  2. It may be that the sliding clamp and clamp loader are the key players in doing this. But if that is so, it does not make an evolutionary origin any easier, because as more components are involved in implementing a function it compounds the odds against it arising.

  3. Similarly, it must have near that location a suitable recognition site for a dNTP, appropriately positioned to transfer its nucleotide to the end of the complementary strand.
  4. It must have a means for matching base pairs with a good degree of accuracy.
  5. The open-close mechanism of DNA polymerases is an effective way of achieving fidelity – allowing the catalysis to proceed only if the right dNTP is in place.

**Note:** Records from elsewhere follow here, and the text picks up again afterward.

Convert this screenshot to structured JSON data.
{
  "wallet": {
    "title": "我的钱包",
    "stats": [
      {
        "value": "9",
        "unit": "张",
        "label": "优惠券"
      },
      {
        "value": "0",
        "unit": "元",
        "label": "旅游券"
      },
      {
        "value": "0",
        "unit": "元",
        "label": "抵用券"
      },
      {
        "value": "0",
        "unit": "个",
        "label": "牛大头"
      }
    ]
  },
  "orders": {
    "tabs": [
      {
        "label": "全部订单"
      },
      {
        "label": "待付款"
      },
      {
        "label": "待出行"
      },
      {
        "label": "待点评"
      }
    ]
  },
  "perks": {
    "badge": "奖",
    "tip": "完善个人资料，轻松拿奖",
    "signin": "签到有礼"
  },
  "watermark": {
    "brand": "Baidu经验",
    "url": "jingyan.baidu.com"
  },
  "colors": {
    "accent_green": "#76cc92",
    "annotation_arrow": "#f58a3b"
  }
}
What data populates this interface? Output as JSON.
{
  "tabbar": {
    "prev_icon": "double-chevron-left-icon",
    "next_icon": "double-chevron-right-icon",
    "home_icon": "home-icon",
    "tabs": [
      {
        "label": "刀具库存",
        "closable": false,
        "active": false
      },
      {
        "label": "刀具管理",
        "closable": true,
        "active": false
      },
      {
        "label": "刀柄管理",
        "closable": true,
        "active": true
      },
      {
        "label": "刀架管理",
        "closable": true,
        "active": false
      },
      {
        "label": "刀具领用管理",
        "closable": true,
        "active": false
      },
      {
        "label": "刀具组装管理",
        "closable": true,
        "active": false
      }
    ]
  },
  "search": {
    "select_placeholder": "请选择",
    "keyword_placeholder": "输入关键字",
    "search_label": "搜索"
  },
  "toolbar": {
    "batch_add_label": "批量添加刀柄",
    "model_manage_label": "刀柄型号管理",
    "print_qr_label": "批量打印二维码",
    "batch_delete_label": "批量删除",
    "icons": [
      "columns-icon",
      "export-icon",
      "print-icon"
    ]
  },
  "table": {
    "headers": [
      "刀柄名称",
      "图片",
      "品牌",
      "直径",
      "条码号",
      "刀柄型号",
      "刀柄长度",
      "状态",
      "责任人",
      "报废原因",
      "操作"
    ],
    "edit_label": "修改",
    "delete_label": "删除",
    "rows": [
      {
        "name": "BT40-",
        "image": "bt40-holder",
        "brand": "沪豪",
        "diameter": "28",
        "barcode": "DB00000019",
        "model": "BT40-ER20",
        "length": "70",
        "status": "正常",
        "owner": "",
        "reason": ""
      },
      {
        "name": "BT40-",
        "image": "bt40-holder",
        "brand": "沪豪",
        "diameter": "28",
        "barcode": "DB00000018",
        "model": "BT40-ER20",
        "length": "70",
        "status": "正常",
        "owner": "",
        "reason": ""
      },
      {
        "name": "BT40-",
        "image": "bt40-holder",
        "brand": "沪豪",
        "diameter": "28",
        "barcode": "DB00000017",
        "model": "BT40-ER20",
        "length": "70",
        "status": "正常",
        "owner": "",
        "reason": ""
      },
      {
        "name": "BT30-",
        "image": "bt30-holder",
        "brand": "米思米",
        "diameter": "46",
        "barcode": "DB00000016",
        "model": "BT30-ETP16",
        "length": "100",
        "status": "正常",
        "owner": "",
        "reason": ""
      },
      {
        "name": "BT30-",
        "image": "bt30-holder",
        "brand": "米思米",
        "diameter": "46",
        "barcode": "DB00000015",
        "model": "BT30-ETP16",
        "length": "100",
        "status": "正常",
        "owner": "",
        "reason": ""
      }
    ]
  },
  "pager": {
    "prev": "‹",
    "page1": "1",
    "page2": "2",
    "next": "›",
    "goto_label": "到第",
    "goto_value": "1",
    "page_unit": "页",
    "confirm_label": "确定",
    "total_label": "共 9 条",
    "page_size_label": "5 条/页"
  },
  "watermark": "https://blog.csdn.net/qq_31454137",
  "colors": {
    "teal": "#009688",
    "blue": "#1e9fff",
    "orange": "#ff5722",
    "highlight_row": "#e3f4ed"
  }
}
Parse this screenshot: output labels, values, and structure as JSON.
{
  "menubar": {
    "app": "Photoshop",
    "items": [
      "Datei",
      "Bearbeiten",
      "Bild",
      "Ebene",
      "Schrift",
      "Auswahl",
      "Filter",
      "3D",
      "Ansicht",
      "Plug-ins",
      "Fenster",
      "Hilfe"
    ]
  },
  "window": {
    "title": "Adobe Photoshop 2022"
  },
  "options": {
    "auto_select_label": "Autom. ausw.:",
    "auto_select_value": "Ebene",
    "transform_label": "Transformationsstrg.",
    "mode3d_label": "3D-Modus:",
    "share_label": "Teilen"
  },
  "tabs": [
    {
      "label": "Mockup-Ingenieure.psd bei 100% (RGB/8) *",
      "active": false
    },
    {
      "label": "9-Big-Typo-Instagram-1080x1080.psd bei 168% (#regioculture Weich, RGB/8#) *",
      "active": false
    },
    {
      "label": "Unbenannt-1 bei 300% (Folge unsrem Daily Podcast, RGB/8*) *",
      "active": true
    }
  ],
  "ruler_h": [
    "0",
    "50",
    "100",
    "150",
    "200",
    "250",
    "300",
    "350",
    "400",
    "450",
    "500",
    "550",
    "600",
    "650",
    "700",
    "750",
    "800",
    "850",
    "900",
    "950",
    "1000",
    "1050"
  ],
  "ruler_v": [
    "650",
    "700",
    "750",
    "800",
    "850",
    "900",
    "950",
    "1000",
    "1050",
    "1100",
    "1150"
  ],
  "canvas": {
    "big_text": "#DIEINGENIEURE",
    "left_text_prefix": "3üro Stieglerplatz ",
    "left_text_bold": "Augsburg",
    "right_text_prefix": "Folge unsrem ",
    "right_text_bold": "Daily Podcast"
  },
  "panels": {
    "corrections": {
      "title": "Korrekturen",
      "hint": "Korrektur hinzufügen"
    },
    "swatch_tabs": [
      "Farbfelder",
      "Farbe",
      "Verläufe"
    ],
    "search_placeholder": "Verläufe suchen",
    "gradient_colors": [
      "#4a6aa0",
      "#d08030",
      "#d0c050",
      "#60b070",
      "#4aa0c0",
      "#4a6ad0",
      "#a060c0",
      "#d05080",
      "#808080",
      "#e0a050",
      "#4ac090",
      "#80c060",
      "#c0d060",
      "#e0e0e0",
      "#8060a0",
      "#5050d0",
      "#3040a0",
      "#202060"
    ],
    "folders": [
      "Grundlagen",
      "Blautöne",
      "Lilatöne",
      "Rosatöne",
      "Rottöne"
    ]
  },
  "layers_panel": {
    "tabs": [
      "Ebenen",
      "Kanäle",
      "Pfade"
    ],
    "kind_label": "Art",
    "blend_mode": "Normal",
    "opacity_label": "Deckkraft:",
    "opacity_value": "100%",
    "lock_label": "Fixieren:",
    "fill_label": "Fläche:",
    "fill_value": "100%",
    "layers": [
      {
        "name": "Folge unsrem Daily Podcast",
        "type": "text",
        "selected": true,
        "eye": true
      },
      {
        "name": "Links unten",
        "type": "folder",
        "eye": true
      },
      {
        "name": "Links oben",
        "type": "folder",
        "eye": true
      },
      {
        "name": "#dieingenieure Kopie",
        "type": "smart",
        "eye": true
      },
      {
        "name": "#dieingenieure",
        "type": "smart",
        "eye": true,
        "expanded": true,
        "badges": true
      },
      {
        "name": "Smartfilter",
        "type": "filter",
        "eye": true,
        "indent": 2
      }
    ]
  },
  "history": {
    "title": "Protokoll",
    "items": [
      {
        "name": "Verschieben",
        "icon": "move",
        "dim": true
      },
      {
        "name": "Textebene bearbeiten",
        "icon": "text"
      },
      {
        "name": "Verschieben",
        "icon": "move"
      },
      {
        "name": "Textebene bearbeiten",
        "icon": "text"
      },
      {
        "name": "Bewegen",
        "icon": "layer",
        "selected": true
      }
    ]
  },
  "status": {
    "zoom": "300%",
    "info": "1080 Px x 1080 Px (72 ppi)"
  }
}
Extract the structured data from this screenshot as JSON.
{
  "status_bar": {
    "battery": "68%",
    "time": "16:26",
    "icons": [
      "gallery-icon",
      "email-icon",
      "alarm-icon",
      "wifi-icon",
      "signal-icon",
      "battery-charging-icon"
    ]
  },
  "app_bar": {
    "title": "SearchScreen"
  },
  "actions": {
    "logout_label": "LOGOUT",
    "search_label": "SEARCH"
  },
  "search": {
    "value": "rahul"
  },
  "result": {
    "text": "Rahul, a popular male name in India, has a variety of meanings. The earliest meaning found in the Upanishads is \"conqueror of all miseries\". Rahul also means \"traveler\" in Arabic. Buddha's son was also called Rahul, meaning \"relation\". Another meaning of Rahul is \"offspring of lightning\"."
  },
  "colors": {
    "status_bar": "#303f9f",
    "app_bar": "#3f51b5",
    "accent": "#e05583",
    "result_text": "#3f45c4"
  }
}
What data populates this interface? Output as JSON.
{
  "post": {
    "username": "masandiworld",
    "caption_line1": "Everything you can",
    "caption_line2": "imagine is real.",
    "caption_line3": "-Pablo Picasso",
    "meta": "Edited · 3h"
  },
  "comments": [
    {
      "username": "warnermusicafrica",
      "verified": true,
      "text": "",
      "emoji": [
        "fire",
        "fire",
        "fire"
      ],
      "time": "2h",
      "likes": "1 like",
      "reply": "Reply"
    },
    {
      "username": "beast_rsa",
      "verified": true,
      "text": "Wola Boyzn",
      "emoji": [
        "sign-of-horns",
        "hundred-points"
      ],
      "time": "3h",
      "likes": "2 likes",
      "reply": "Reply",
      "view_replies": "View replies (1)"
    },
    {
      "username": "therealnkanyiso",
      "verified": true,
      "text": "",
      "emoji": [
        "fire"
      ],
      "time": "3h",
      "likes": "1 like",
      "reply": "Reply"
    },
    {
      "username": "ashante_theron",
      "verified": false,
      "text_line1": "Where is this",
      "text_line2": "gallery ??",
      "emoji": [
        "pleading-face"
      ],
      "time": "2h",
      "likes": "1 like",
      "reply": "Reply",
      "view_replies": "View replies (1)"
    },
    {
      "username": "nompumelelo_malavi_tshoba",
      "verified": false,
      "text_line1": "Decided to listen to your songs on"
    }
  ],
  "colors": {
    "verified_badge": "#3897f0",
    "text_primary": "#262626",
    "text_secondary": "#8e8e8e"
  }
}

No doubt there are other ways this selection could be done; but, again, there is no doubt that this requirement will incur additional essential amino acids, appropriately placed in the primary sequence etc.

  6. It must also be able to discriminate against the preponderance of ribonucleosides in favour of the much less abundant dNTPs.
  7. A polymerase must be able, after adding a nucleotide, to move along the template DNA to reposition itself for addition of the next nucleotide.



Notes display in the main text when the cursor is on the Note number.

1. Charles McHenry, DNA Polymerase III structure, Molecular Life Sciences, 2014; doi: 10.1007/978-1-4614-6436-5_131-1

2. Roxana Georgescu, Isabel Kurth, Nina Yao, Jelena Stewart, Olga Yurieva and Mike O'Donnell; Mechanism of polymerase collision release from sliding clamps on the lagging strand, EMBO Journal 28, 2981-2991, 2009; doi: 10.1038/emboj.2009.233 .

3. Rafael Fernandez-Leiro, Julian Conrad, Sjors Scheres and Meindert Lamers; cryo-EM structures of the E.coli replicative DNA polymerase reveal its dynamic interactions with the DNA sliding clamp, exonuclease and τ, eLife doi: 10.7554/eLife.11134 .

4. Jithesh Kottur and Deepak Nair; Pyrophosphate hydrolysis is an intrinsic and critical step of the DNA synthesis reaction, Nucleic Acids Research 46(12), 5875-5885 (2018), doi:10.1093/narlgky402 .

5. Richard Wing, Scott Bailey and Thomas Steitz; Insights into the replisome structure of a ternary complex of the DNA polymerase IIIα-subunit, J. Mol. Biol. 382(4): 859-869; doi: 10.1016/j.jmb.2008.07.058.

6. P. Palanivelu; DNA Polymerases: an insight into their active sites and catalytic mechanism, International Journal of Biochemistry Research & Review 3(3): 206-247 (2013).

7. Sylvie Doublié, Michael Sawaya and Tom Ellenberger; An open and closed case for all polymerases, Structure 7:R31-R35 (1999).

8. Scott Bailey, Richard Wing and Thomas Steitz; The structue of T. aquaticus DNA polymerase III is distinct from eukaryotic replicative DNA polymerases, Cell 126: 893-904 (2006), doi: 10.1015/j.cell.2006.07.027

9. Thomas Kunkel; DNA Replication fidelity, Journal of Biological Chemistry 279(17):16895-16898; doi: 10.1074/jbc.R400006200 .

Image credits

a. Image by David Swift.

b. Image by David Swift, based on Figure 1 in [1]; and incorporating data from Meindert Lamers, Roxana Georgescu, Sang-Gyu Lee, Mike O'Donnell and John Kuriyan, Crystal structure of the catalytic α subunit of E. col replicative DNA polymerase III, Cell 126, 881-892, 2006; doi: 10.1016/j.cell2006.07.028.

c. Image created using Jmol: an open-source Java viewer for chemical structures in 3D (http://www.jmol.org/) and crystal structure 5FKV (doi: 10.2210/pdb5fkv/pdb) from the Protein Data Bank.

d. Image by David Swift.

e. Image by David Swift.

Page created December 2018.